AIM OF THE TASK>
Leave out the pictures and output the data verbatim.

EXERCISE INPUTS>
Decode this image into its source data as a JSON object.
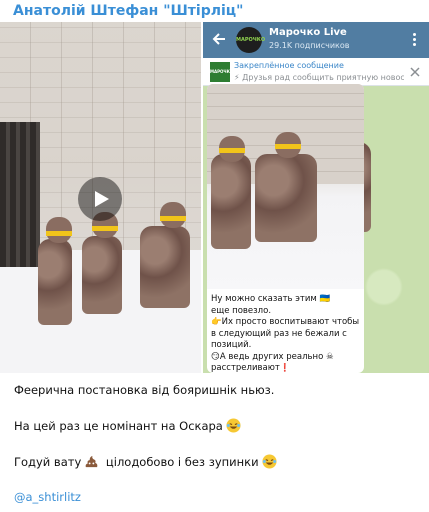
{
  "post": {
    "author": "Анатолій Штефан \"Штірліц\"",
    "lines": [
      "Феерична постановка від бояришнік ньюз.",
      "На цей раз це номінант на Оскара",
      "Годуй вату",
      "цілодобово і без зупинки"
    ],
    "hashtag": "@a_shtirlitz"
  },
  "screenshot": {
    "channel_name": "Марочко Live",
    "subscribers": "29.1K подписчиков",
    "avatar_text": "МАРОЧКО LIVE",
    "pinned_title": "Закреплённое сообщение",
    "pinned_text": "⚡ Друзья рад сообщить приятную новост...",
    "pinned_thumb_text": "МАРОЧКО",
    "message_lines": [
      "Ну можно сказать этим 🇺🇦",
      "еще повезло.",
      "👉Их просто воспитывают чтобы",
      "в следующий раз не бежали с",
      "позиций.",
      "😏А ведь других реально ☠",
      "расстреливают❗"
    ]
  },
  "colors": {
    "author": "#3a8fd6",
    "header": "#517da2",
    "chat_bg": "#c9dfae",
    "hashtag": "#3a8fd6"
  },
  "icons": [
    "play-icon",
    "back-arrow-icon",
    "more-vertical-icon",
    "pin-close-icon",
    "laughing-emoji-icon",
    "poop-emoji-icon"
  ]
}
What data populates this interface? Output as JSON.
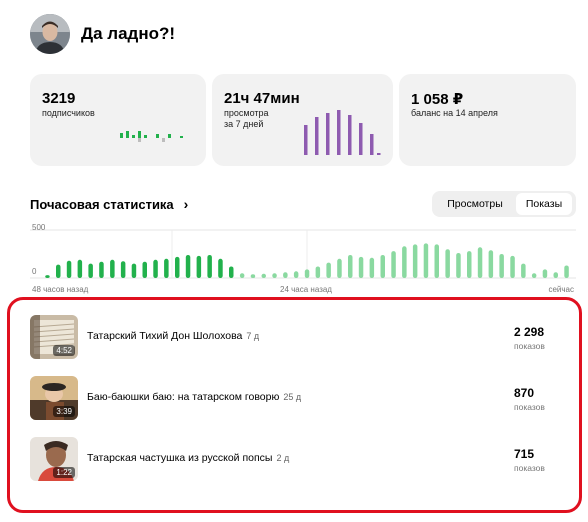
{
  "channel": {
    "name": "Да ладно?!"
  },
  "stats": {
    "subscribers": {
      "value": "3219",
      "label": "подписчиков"
    },
    "watch_time": {
      "value": "21ч 47мин",
      "label_line1": "просмотра",
      "label_line2": "за 7 дней"
    },
    "balance": {
      "value": "1 058 ₽",
      "label": "баланс на 14 апреля"
    }
  },
  "hourly": {
    "title": "Почасовая статистика",
    "chevron": "›",
    "tabs": [
      "Просмотры",
      "Показы"
    ],
    "active_tab": "Показы",
    "y_max_label": "500",
    "y_min_label": "0",
    "x_labels": [
      "48 часов назад",
      "24 часа назад",
      "сейчас"
    ]
  },
  "videos": [
    {
      "title": "Татарский Тихий Дон Шолохова",
      "age": "7 д",
      "duration": "4:52",
      "count": "2 298",
      "count_label": "показов"
    },
    {
      "title": "Баю-баюшки баю: на татарском говорю",
      "age": "25 д",
      "duration": "3:39",
      "count": "870",
      "count_label": "показов"
    },
    {
      "title": "Татарская частушка из русской попсы",
      "age": "2 д",
      "duration": "1:22",
      "count": "715",
      "count_label": "показов"
    }
  ],
  "colors": {
    "green_dark": "#22b14c",
    "green_light": "#8ad9a0",
    "purple": "#8e5bb0",
    "highlight_border": "#e0101f"
  },
  "chart_data": [
    {
      "type": "bar",
      "x": [
        "-48",
        "-47",
        "-46",
        "-45",
        "-44",
        "-43",
        "-42",
        "-41",
        "-40",
        "-39",
        "-38",
        "-37",
        "-36",
        "-35",
        "-34",
        "-33",
        "-32",
        "-31",
        "-30",
        "-29",
        "-28",
        "-27",
        "-26",
        "-25",
        "-24",
        "-23",
        "-22",
        "-21",
        "-20",
        "-19",
        "-18",
        "-17",
        "-16",
        "-15",
        "-14",
        "-13",
        "-12",
        "-11",
        "-10",
        "-9",
        "-8",
        "-7",
        "-6",
        "-5",
        "-4",
        "-3",
        "-2",
        "-1",
        "0"
      ],
      "values": [
        30,
        140,
        180,
        190,
        150,
        170,
        190,
        175,
        150,
        170,
        190,
        200,
        220,
        240,
        230,
        240,
        200,
        120,
        50,
        40,
        45,
        50,
        60,
        70,
        90,
        120,
        160,
        200,
        240,
        220,
        210,
        240,
        280,
        330,
        350,
        360,
        350,
        300,
        260,
        280,
        320,
        290,
        250,
        230,
        150,
        50,
        90,
        60,
        130
      ],
      "ylim": [
        0,
        500
      ],
      "y_tick_labels": [
        "500",
        "0"
      ],
      "x_tick_labels": [
        "48 часов назад",
        "24 часа назад",
        "сейчас"
      ]
    }
  ]
}
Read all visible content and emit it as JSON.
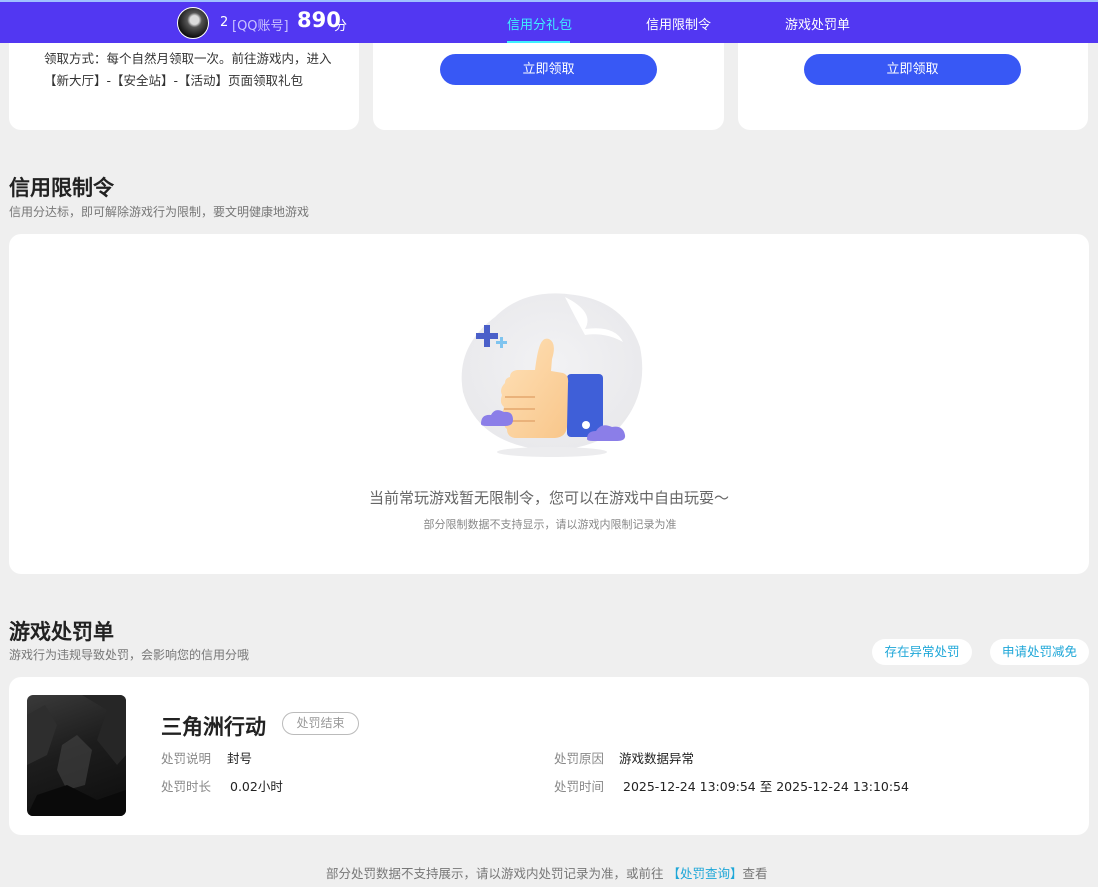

RESPONSE AREA>
Decode this image into its source data as a JSON object.
{
  "post": {
    "author": "Анатолій Штефан \"Штірліц\"",
    "lines": [
      "Феерична постановка від бояришнік ньюз.",
      "На цей раз це номінант на Оскара",
      "Годуй вату",
      "цілодобово і без зупинки"
    ],
    "hashtag": "@a_shtirlitz"
  },
  "screenshot": {
    "channel_name": "Марочко Live",
    "subscribers": "29.1K подписчиков",
    "avatar_text": "МАРОЧКО LIVE",
    "pinned_title": "Закреплённое сообщение",
    "pinned_text": "⚡ Друзья рад сообщить приятную новост...",
    "pinned_thumb_text": "МАРОЧКО",
    "message_lines": [
      "Ну можно сказать этим 🇺🇦",
      "еще повезло.",
      "👉Их просто воспитывают чтобы",
      "в следующий раз не бежали с",
      "позиций.",
      "😏А ведь других реально ☠",
      "расстреливают❗"
    ]
  },
  "colors": {
    "author": "#3a8fd6",
    "header": "#517da2",
    "chat_bg": "#c9dfae",
    "hashtag": "#3a8fd6"
  },
  "icons": [
    "play-icon",
    "back-arrow-icon",
    "more-vertical-icon",
    "pin-close-icon",
    "laughing-emoji-icon",
    "poop-emoji-icon"
  ]
}
What data populates this interface? Output as JSON.
{
  "channel": {
    "name": "Да ладно?!"
  },
  "stats": {
    "subscribers": {
      "value": "3219",
      "label": "подписчиков"
    },
    "watch_time": {
      "value": "21ч 47мин",
      "label_line1": "просмотра",
      "label_line2": "за 7 дней"
    },
    "balance": {
      "value": "1 058 ₽",
      "label": "баланс на 14 апреля"
    }
  },
  "hourly": {
    "title": "Почасовая статистика",
    "chevron": "›",
    "tabs": [
      "Просмотры",
      "Показы"
    ],
    "active_tab": "Показы",
    "y_max_label": "500",
    "y_min_label": "0",
    "x_labels": [
      "48 часов назад",
      "24 часа назад",
      "сейчас"
    ]
  },
  "videos": [
    {
      "title": "Татарский Тихий Дон Шолохова",
      "age": "7 д",
      "duration": "4:52",
      "count": "2 298",
      "count_label": "показов"
    },
    {
      "title": "Баю-баюшки баю: на татарском говорю",
      "age": "25 д",
      "duration": "3:39",
      "count": "870",
      "count_label": "показов"
    },
    {
      "title": "Татарская частушка из русской попсы",
      "age": "2 д",
      "duration": "1:22",
      "count": "715",
      "count_label": "показов"
    }
  ],
  "colors": {
    "green_dark": "#22b14c",
    "green_light": "#8ad9a0",
    "purple": "#8e5bb0",
    "highlight_border": "#e0101f"
  },
  "chart_data": [
    {
      "type": "bar",
      "x": [
        "-48",
        "-47",
        "-46",
        "-45",
        "-44",
        "-43",
        "-42",
        "-41",
        "-40",
        "-39",
        "-38",
        "-37",
        "-36",
        "-35",
        "-34",
        "-33",
        "-32",
        "-31",
        "-30",
        "-29",
        "-28",
        "-27",
        "-26",
        "-25",
        "-24",
        "-23",
        "-22",
        "-21",
        "-20",
        "-19",
        "-18",
        "-17",
        "-16",
        "-15",
        "-14",
        "-13",
        "-12",
        "-11",
        "-10",
        "-9",
        "-8",
        "-7",
        "-6",
        "-5",
        "-4",
        "-3",
        "-2",
        "-1",
        "0"
      ],
      "values": [
        30,
        140,
        180,
        190,
        150,
        170,
        190,
        175,
        150,
        170,
        190,
        200,
        220,
        240,
        230,
        240,
        200,
        120,
        50,
        40,
        45,
        50,
        60,
        70,
        90,
        120,
        160,
        200,
        240,
        220,
        210,
        240,
        280,
        330,
        350,
        360,
        350,
        300,
        260,
        280,
        320,
        290,
        250,
        230,
        150,
        50,
        90,
        60,
        130
      ],
      "ylim": [
        0,
        500
      ],
      "y_tick_labels": [
        "500",
        "0"
      ],
      "x_tick_labels": [
        "48 часов назад",
        "24 часа назад",
        "сейчас"
      ]
    }
  ]
}
Read all visible content and emit it as JSON.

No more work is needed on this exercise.